Every year, hundreds of people with disabilities across Canada get their start in wheelchair sports thanks to the Bridging the Gap program. Our participants are a wide range of ages, disabilities, genders, experience levels and fitness levels, but they all have one thing in common: a willingness to try something new.
To showcase the diversity of our participants, every month we’ll highlight a participant from a different province. This month, our Participant of the Month is Dean Stoney, of British Columbia.
What sports did you play prior to acquiring a spinal cord injury?
Prior to being injured, I was primarily a swimmer, a cyclist and a seasonal golfer. I hadn’t participated in organized sports for nearly 20 years.
How did you get involved in wheelchair sports?
During my stay at G.F. Strong [Rehabilitation Centre], I knew I needed a new way to get my exercise, since my prior activities were now off the table. Through some of the rec programs as well as participating in Have A Go Days, I found I really enjoyed being in the team environment.
What was it like getting used to playing sports in a wheelchair?
It was difficult at first as I was pretty fresh out of the hospital and not in the best of shape. I had lost a lot of muscle mass due to being laid up for so long. I was just getting used to getting around in a typical day chair and all of a sudden I was tossing myself into a situation that required a lot more speed and strength. Like anything else though, the body started to adapt and really even now 18 months later is still adapting.
What wheelchair sports do you play now?
I’m currently involved in the drop-in sessions being hosted in Port Moody’s Rec Centre in Ioco and more recently the drop-in wheelchair basketball at the Edmonds Rec Centre in Burnaby. When it’s in season I also participate in the Tim Frick Wheelchair Basketball City League.
What do you get out of participating in programs like the Port Moody wheelchair sports drop-in program?
Foremost it gives me that extra push to get out of the house and be more active, but its also just plain fun to get together with a like-minded group and just play.
What role has participating in wheelchair sports played in your recovery/ adapting to an SCI?
It has kept me far more active than I would have been otherwise, giving me a cardio workout that I otherwise would have been missing out on. It’s also shown me that there is more out there for me other than just work and home post injury, seeing the huge diversity of people involved in sports at all levels with a broad range of disabilities is inspiring.
What would you say to people with disabilities thinking of getting involved in wheelchair sports?
Either through a rec therapist or via BC Wheelchair Sports find out when the next local ‘Have A Go’ day is scheduled and head on out there to give it a whirl.

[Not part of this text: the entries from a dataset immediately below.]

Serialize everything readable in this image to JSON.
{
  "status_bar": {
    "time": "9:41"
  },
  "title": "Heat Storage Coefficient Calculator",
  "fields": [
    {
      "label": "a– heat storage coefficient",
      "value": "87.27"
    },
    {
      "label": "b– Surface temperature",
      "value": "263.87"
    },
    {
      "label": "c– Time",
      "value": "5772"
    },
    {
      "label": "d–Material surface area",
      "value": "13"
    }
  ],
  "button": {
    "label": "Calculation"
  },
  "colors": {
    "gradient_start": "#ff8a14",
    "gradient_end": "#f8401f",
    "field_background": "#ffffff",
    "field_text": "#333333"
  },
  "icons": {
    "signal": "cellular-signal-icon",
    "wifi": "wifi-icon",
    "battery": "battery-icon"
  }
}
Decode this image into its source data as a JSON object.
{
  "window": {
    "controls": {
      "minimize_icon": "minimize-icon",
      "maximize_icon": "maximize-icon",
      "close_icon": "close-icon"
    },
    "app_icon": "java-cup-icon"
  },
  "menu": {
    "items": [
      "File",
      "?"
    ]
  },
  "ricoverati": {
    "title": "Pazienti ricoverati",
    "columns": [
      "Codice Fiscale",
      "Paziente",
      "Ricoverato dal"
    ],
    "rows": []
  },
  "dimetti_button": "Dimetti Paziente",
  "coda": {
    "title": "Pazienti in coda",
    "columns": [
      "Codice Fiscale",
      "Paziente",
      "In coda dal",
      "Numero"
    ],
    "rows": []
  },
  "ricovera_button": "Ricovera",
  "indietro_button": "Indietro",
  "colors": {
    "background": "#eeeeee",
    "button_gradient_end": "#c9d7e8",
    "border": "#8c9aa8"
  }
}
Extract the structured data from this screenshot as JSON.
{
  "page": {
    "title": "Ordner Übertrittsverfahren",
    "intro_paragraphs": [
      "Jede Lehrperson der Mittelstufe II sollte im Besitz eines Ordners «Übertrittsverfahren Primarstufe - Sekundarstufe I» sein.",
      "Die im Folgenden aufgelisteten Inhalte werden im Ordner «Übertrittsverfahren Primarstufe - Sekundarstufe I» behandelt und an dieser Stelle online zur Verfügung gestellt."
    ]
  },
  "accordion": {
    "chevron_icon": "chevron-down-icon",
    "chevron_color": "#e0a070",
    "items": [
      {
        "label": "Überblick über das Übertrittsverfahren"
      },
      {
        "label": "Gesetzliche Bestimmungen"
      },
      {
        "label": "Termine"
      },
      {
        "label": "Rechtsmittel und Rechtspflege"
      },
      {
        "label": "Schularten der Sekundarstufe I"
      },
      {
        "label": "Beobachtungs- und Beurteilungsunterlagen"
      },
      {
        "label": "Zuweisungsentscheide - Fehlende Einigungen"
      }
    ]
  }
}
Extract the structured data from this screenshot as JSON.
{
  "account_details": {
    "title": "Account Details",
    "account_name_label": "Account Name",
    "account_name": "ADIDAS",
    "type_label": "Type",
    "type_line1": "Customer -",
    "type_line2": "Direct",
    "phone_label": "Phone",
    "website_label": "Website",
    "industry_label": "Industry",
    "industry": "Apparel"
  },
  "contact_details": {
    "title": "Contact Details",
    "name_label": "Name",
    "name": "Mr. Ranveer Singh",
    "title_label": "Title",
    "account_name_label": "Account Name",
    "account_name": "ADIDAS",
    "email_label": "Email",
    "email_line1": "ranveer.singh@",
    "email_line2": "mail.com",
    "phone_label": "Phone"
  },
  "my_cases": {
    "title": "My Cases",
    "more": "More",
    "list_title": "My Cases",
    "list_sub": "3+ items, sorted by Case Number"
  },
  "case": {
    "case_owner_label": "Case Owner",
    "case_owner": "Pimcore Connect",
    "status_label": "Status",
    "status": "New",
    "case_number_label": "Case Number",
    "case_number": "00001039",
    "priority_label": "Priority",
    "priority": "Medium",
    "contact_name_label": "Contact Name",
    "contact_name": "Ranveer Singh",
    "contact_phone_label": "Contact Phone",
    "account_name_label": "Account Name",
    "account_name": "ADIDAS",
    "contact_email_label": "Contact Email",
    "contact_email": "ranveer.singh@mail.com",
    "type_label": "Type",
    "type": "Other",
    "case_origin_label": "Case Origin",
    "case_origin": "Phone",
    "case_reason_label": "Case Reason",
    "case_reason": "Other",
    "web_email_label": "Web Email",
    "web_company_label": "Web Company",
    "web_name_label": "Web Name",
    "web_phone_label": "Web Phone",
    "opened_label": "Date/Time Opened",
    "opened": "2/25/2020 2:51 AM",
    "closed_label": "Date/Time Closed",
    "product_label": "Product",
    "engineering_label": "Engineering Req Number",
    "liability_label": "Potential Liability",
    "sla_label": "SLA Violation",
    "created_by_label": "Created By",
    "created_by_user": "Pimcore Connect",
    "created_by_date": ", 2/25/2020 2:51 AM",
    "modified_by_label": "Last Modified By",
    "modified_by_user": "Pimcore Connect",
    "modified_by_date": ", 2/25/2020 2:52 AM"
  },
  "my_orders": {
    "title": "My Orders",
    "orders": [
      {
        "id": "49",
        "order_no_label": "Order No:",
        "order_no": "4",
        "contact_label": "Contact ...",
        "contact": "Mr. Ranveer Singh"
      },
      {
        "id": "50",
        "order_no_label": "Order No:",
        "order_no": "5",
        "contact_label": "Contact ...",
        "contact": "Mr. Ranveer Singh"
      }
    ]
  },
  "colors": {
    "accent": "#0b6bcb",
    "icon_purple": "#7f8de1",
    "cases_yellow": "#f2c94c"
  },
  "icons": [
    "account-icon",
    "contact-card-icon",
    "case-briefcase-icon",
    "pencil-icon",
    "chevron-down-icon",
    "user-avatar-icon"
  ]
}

There are a lot of different sports out there, both team and individual based. Take full advantage and head on out and give it them a shot. There are still sports out there I would love to try and just haven’t found the time, the amount that is available is near overwhelming!